Susan Clayton

Whitmore-Williams Professor of Psychology, College of Wooster

Susan Clayton considers herself a conservation psychologist: interested in understanding and promoting a healthy relationship between humans and nature. She is the Whitmore-Williams Professor of Psychology and chair of Environmental Studies at the College of Wooster. She has authored or edited five books, including the Oxford Handbook of Environmental and Conservation Psychology (2012), Conservation Psychology (with Gene Myers), and Identity and the Natural Environment (2003, with Susan Opotow). She co-authored the American Psychological Association (APA) reports on “Psychology and Global Climate Change” and “Psychological Impacts of Climate Change.”

Clayton currently focuses on the implications of climate change for psychological wellbeing.
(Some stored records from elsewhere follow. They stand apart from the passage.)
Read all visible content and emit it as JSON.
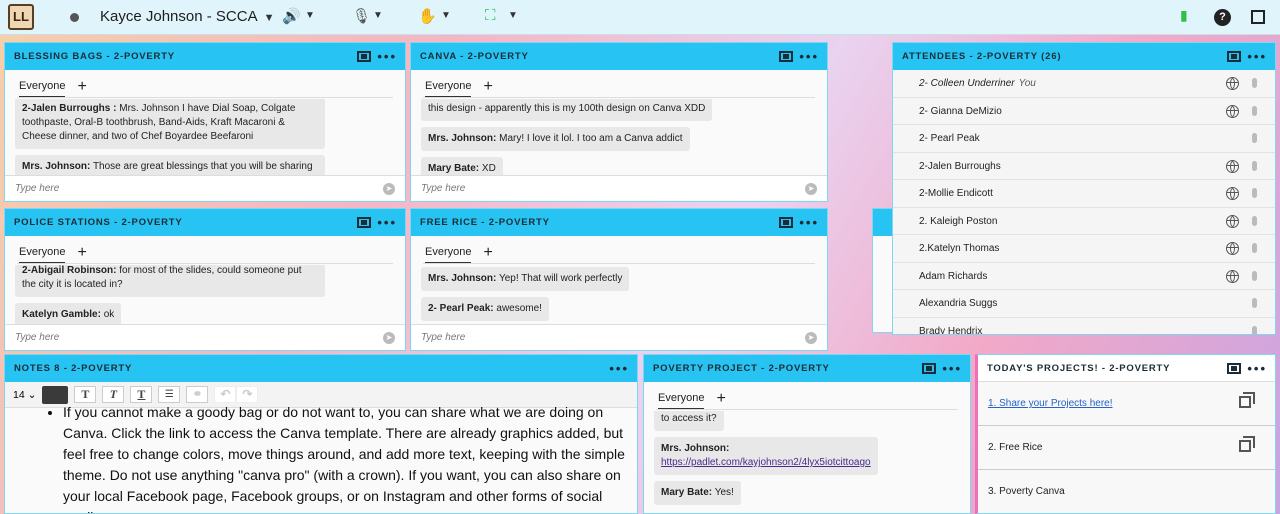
{
  "topbar": {
    "logo": "LL",
    "meeting_title": "Kayce Johnson - SCCA",
    "speaker_icon": "speaker-icon",
    "mic_icon": "mic-icon",
    "hand_icon": "raise-hand-icon",
    "share_icon": "share-screen-icon",
    "help": "?"
  },
  "pods": {
    "blessing": {
      "title": "BLESSING BAGS  - 2-POVERTY",
      "tab": "Everyone",
      "messages": [
        {
          "sender": "2-Jalen Burroughs :",
          "text": " Mrs. Johnson I have Dial Soap, Colgate toothpaste, Oral-B toothbrush, Band-Aids, Kraft Macaroni & Cheese dinner, and two of Chef Boyardee Beefaroni"
        },
        {
          "sender": "Mrs. Johnson:",
          "text": " Those are great blessings that you will be sharing ♥"
        }
      ],
      "placeholder": "Type here"
    },
    "canva": {
      "title": "CANVA  - 2-POVERTY",
      "tab": "Everyone",
      "messages": [
        {
          "sender": "",
          "text": "this design - apparently this is my 100th design on Canva XDD"
        },
        {
          "sender": "Mrs. Johnson:",
          "text": " Mary! I love it lol. I too am a Canva addict"
        },
        {
          "sender": "Mary Bate:",
          "text": " XD"
        }
      ],
      "placeholder": "Type here"
    },
    "police": {
      "title": "POLICE STATIONS  - 2-POVERTY",
      "tab": "Everyone",
      "messages": [
        {
          "sender": "2-Abigail Robinson:",
          "text": " for most of the slides, could someone put the city it is located in?"
        },
        {
          "sender": "Katelyn Gamble:",
          "text": " ok"
        }
      ],
      "placeholder": "Type here"
    },
    "rice": {
      "title": "FREE RICE  - 2-POVERTY",
      "tab": "Everyone",
      "messages": [
        {
          "sender": "Mrs. Johnson:",
          "text": " Yep! That will work perfectly"
        },
        {
          "sender": "2- Pearl Peak:",
          "text": " awesome!"
        }
      ],
      "placeholder": "Type here"
    },
    "attendees": {
      "title": "ATTENDEES - 2-POVERTY (26)",
      "rows": [
        {
          "name": "2- Colleen Underriner",
          "note": "You",
          "globe": true
        },
        {
          "name": "2- Gianna DeMizio",
          "note": "",
          "globe": true
        },
        {
          "name": "2- Pearl Peak",
          "note": "",
          "globe": false
        },
        {
          "name": "2-Jalen Burroughs",
          "note": "",
          "globe": true
        },
        {
          "name": "2-Mollie Endicott",
          "note": "",
          "globe": true
        },
        {
          "name": "2. Kaleigh Poston",
          "note": "",
          "globe": true
        },
        {
          "name": "2.Katelyn Thomas",
          "note": "",
          "globe": true
        },
        {
          "name": "Adam Richards",
          "note": "",
          "globe": true
        },
        {
          "name": "Alexandria Suggs",
          "note": "",
          "globe": false
        },
        {
          "name": "Brady Hendrix",
          "note": "",
          "globe": false
        }
      ]
    },
    "notes": {
      "title": "NOTES 8  - 2-POVERTY",
      "font_size": "14",
      "text_color": "#3a3a3a",
      "bullets": [
        "If you cannot make a goody bag or do not want to, you can share what we are doing on Canva. Click the link to access the Canva template. There are already graphics added, but feel free to change colors, move things around, and add more text, keeping with the simple theme. Do not use anything \"canva pro\" (with a crown). If you want, you can also share on your local Facebook page, Facebook groups, or on Instagram and other forms of social media."
      ]
    },
    "poverty": {
      "title": "POVERTY PROJECT  - 2-POVERTY",
      "tab": "Everyone",
      "messages": [
        {
          "sender": "",
          "text": "to access it?"
        },
        {
          "sender": "Mrs. Johnson:",
          "text": "",
          "link": "https://padlet.com/kayjohnson2/4lyx5iotcittoago"
        },
        {
          "sender": "Mary Bate:",
          "text": " Yes!"
        }
      ]
    },
    "projects": {
      "title": "TODAY'S PROJECTS!  - 2-POVERTY",
      "items": [
        {
          "label": "1. Share your Projects here!",
          "link": true,
          "copy": true
        },
        {
          "label": "2. Free Rice",
          "link": false,
          "copy": true
        },
        {
          "label": "3. Poverty Canva",
          "link": false,
          "copy": false
        }
      ]
    }
  },
  "colors": {
    "pod_header": "#27c4f3",
    "topbar": "#dff4fb"
  }
}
She developed an Environmental Identity (EID) Scale to assess the degree to which the natural environment plays an important part in the way in which people think about themselves, which is being tested in multiple countries.

Clayton is a Fellow of the American Psychological Association and of the Society for the Psychological Study of Social Issues, of which she is also president-elect. Her PhD, in social psychology, is from Yale University.

Live Event Appearances

Podcast Guest Appearances

COVID-19 and Climate: Human Response

Mar 24 2020 - 1:00pm

How do human beings respond to invisible threats like the coronavirus and carbon pollution? One threat is personal, direct, and close – touch an infected surface or talk too close to someone and you could be deathly sick in a matter of days. The other is impersonal, indirect, and far away– driving your car contributes in some tiny way to future melting glaciers, rising seas, and scorching heat waves. And yet responding to both requires a similar shift in mindset and behavior.